Today I offer a final collection of loose thoughts on my retreat at Silverstream.
Before going I inquired of friends and acquaintances if there were any intentions they would like me to bring before Our Lord while on retreat. I was quite surprised at the amount of prayer requests that I received. “If I, being a simple, sinful layman, am asked to pray for all this, then how much more are those in the religious life solicited!”, I thought to myself. These requests brought to my mind another aspect of the communion of the saints which I normally don’t associate too much with the concept – the communion of those here below, in the Church Militant – and the power of intercessory prayer. I often tend to forget that if any prayer I offer is efficacious, it is not on any of my own merits, but on account of my participation through Baptism in the Death, Resurrection and Ascension of Our Lord.
As I came before the Eucharistic Face, bringing Him all these pleas, enjoining to them my own prayers, I was reminded of what I once heard from an anchorite: that a man at prayer is an awesome and terrible thing to contemplate. At that moment I was, in a sense, an icon of all those who had entrusted me to “deliver” their prayers. How could the crushing weight of such a responsibility not bear down upon me? How could I not be reminded of my unworthiness, of my failings, of my sins? How could I not think of my need for conversion of life? There, before His burning sacramental gaze, I felt small, humbled, speechless. Carried away by this feeling, the only appropriate response (when I was alone in the oratory) seemed to be to prostrate myself before the King of kings.

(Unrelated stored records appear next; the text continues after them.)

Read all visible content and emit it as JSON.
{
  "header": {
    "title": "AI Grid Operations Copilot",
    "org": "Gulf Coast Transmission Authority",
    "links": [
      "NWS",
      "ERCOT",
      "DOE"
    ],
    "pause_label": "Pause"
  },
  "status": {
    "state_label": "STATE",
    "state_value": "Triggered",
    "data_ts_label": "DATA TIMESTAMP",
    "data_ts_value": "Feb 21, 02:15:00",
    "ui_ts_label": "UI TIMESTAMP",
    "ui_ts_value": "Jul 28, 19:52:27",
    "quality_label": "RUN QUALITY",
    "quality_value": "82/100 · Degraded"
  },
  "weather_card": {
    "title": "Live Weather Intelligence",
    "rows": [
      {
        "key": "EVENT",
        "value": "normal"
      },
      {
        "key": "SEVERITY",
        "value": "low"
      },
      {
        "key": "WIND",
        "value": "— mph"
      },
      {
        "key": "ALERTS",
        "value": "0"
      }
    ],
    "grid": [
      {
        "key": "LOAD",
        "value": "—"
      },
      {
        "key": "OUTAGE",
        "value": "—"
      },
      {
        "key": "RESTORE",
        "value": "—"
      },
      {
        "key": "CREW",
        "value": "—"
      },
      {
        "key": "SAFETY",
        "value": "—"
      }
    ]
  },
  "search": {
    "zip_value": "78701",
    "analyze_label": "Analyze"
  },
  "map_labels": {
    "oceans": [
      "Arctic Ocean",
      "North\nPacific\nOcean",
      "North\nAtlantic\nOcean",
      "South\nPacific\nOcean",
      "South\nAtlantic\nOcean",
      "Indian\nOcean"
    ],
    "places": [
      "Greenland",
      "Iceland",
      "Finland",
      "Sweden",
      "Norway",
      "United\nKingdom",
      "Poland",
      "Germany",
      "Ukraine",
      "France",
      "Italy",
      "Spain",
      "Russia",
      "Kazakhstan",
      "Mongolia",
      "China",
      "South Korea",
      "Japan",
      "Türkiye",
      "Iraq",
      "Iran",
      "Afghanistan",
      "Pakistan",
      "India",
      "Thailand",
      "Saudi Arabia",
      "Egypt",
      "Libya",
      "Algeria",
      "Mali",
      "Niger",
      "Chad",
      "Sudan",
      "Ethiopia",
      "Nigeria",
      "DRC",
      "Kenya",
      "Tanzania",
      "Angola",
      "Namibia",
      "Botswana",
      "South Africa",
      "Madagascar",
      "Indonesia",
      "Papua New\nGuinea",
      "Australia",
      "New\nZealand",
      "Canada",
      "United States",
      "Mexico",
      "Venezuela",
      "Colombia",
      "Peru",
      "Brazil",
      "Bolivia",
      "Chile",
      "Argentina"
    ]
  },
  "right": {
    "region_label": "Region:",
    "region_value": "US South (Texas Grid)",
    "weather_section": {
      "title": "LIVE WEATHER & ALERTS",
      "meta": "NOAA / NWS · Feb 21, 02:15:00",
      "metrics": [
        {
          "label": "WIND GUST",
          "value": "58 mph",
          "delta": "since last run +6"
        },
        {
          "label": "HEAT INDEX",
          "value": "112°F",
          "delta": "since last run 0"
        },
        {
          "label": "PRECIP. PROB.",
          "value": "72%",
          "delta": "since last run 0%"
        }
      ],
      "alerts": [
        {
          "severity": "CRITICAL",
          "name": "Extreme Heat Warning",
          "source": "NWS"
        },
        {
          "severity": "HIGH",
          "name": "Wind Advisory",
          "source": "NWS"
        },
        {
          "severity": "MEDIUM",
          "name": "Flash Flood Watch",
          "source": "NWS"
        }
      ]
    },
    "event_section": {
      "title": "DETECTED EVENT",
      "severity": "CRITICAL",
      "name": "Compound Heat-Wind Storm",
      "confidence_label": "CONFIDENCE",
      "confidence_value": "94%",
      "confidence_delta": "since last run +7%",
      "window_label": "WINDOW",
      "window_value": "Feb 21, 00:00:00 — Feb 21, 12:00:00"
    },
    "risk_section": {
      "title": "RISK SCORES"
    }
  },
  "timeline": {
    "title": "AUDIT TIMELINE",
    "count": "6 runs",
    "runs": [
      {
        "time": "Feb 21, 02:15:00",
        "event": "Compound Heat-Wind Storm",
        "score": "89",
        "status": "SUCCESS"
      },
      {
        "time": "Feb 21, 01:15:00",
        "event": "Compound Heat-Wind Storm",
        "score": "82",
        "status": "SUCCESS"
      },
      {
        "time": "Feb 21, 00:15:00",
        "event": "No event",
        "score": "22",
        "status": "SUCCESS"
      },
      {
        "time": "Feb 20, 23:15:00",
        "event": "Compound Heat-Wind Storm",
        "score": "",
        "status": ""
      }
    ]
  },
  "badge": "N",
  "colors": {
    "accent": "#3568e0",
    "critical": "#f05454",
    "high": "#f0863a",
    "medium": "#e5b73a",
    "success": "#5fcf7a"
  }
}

There were (many) times during adoration that my mind would wander, sometimes for quite a bit, until I finally realized that it was no longer present and so I would focus again on where I was, with Whom I was. These constant distractions made me wonder if I wasn’t actually wasting my time. After all, I would start off by presenting all the intentions, I would say some prayers for myself and my family, and then I was left with that feeling of my own littleness, of having nothing to say. I was not doing anything. Yet I took to heart what we had been reading in In Sinu Jesu as pertains to time before the Blessed Sacrament, so there I remained. Do not think from what I wrote above that mine is a bleak, gloomy and cold spiritual life. Though the joys of sensible consolations are now years behind me, I stayed at adoration out of fidelity. I stayed to “keep watch” with Him, to offer Him my time and my presence. I stayed to bask in the warmth of the fiery furnace of His pierced Heart, that He might slowly burn away the dross in mine. I stayed, silent, ear of the heart attentive, hoping to hear the precepts of the Master.
On the day of my arrival the Mass celebrated was that of Our Lord Jesus Christ, Supreme and Eternal High Priest. Two of the prayers from that Mass caught my attention. The Collect for this votive Mass is:
O God, who for the glory of Thy Majesty and the salvation of the human race, didst establish Thine only begotten Son as the supreme and eternal Priest: grant that those He has chosen to dispense His mysteries may prove loyal in carrying out the ministry they have received. Through the same Jesus Christ[…]
Now here is a prayer to pray for our priests, especially in these troubled times. The prayer, in good Latin fashion, is quite to the point. It reminds us that it is Jesus who chooses His priests, that vocations really are callings – His calling. With a vocation, the initiative belongs to the Lord; we simply respond (or not) to it. In the case of the priesthood, this prayer shows us that He chooses His priests just as He chose the Apostles, to be His ministers. The prayer displays its “Roman realism”: it dispels any notions of automatic impeccability for those who enter into the religious/clerical life. If the prayer asks God to grant that His priests may be faithful, it is implied that there is a chance they may be unfaithful. One need look no further than one of the Twelve whom Our Lord called before His Passion, Judas Iscariot. He calls, but grace must be cooperated with. Without Him we can do nothing. What has recently transpired is proof of this.
The Secret has this to say to us:
O Lord, may our Mediator Jesus Christ make these offerings agreeable to Thee: and along with Himself may He offer us to Thee as a thank-offering: Who with Thee liveth[…]
The Latin speaks of offering us as “hostias” – victims – along with the Pure, Holy and Immaculate Host. How often do we go to Mass failing to realize that we go to offer ourselves upon the altar; that, just as wine and bread are transformed upon the altar into the Body and Blood of Our Lord, so we too are there to be transformed? A monk once shared the following reflection with me: the moral law is, in a sense, for “ritual purity”. We are homo liturgicus – we were made for liturgy. We follow the moral law so that we can “stand in the house of the Lord, in the courts of the house of our God.” Will we offer ourselves an impure, unholy and maculate host?
We are offering ourselves, mediated by the priest, per ipsum, et cum ipso et in ispo. Even in the Mass, making the words of the Canon our own, we are searching for the face of the Lord, hoping that He will look upon us as favourable offerings:
Upon which vouchsafe to look with a propitious and serene countenance,[…]
Our lives, be we laymen or religious, is a constant seeking of the Face of the Lord. We seek His Face so that we may one day speak to Him as friends do. We ask Him to convert us, to turn our face to His, so that we may be saved.